Prompt. This task calls for copying each line below that contains "presenter".

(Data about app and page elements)
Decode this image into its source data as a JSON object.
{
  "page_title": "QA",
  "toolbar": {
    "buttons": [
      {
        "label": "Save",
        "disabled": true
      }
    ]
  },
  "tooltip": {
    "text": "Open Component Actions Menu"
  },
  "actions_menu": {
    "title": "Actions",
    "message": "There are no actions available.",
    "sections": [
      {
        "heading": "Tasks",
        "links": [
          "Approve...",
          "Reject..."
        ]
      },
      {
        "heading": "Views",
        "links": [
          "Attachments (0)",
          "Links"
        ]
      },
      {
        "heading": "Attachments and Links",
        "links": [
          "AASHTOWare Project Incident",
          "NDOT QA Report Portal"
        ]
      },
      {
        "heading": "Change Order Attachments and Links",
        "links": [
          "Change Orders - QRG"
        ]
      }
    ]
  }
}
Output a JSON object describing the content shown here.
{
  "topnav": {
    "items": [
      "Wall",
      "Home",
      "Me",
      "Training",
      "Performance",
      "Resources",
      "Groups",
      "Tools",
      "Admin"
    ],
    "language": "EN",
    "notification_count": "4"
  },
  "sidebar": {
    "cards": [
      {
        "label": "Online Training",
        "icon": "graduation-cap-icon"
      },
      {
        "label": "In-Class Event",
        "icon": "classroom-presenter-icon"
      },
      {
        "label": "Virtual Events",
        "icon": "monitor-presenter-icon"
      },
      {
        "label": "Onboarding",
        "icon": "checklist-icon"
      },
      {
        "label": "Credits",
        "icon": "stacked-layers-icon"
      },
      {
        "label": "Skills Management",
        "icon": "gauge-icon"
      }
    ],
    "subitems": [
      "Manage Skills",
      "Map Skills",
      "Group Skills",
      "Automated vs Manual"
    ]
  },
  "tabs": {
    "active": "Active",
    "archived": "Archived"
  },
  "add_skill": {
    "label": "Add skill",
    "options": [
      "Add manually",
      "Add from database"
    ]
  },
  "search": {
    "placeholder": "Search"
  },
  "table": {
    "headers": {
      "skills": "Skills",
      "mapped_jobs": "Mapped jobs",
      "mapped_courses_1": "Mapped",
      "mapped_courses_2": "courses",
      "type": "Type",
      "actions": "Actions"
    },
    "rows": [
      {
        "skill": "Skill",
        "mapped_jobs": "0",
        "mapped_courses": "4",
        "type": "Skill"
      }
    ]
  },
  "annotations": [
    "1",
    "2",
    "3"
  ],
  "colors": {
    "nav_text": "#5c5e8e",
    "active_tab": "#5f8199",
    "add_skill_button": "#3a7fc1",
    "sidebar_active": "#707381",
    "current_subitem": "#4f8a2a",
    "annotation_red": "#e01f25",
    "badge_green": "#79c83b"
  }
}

Answer to this problem.
        "icon": "classroom-presenter-icon"
        "icon": "monitor-presenter-icon"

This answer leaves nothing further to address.